Company says will protect nature and provide jobs
Posted at 6:52 PM, Mar 22, 2019
and last updated 2019-03-22 21:52:58-04

TUCSON, Ariz. - The Rosemont Copper Mine, planned for the Santa Rita Mountains has been the center of a fight that's lasted more than ten years.

The mining company says it's protecting the environment -- and is hailing a Forest Service permit as the green light to dig.

But opponents say they still have strong hopes to stop the mine.

Hudbay, the Canadian company that owns the Rosemont mine site says there's enough copper there to create the third largest open pit mine in the country, employ as many as 2500 people to build the mine and about five hundred people to run it over a 19 year life.

The U.S. Forest Service agreed to let the company to use Federal land to store earth it digs out of it's own property.

But environmentalists say the mine will depress tourism jobs, spoil the area's natural beauty, disrupt ground water, and destroy habitat for endangered species like jaguar.

That argument and the company’s assertion it will protect the environment has led to lawsuits and a long permit process. But recently the Army Corps of Engineers approved a crucial water permit, and now the Forest Service has approved the mine's operating plan.

In a written statement, Hudbay's President and CEO Alan Hair says, "Rosemont is now a fully permitted, shovel-ready copper project and we look forward to developing this world-class asset."

Randy Serraglio with the Center for Biological Diversity contends the permits ignore law and science.

“We think that they were politically motivated. And, you know, the mine cannot proceed as it's currently designed.

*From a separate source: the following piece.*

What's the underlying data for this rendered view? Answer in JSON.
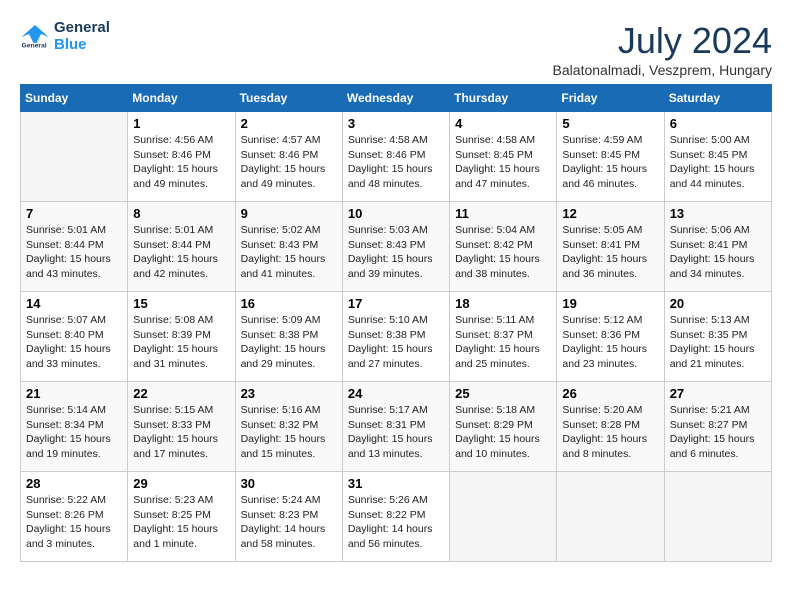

It's there's just no way it can be compatible with, you know, our water needs in Tucson with with the law that protects endangered species out there and our public lands, the jaguars and ocelots that are living there."

Federal court records confirm Hudbay has agreed to give 30 days notice before it starts any digging.

Serraglio expects the first digging to be an archaeology survey, required by law to look for Native American graves and other artifacts.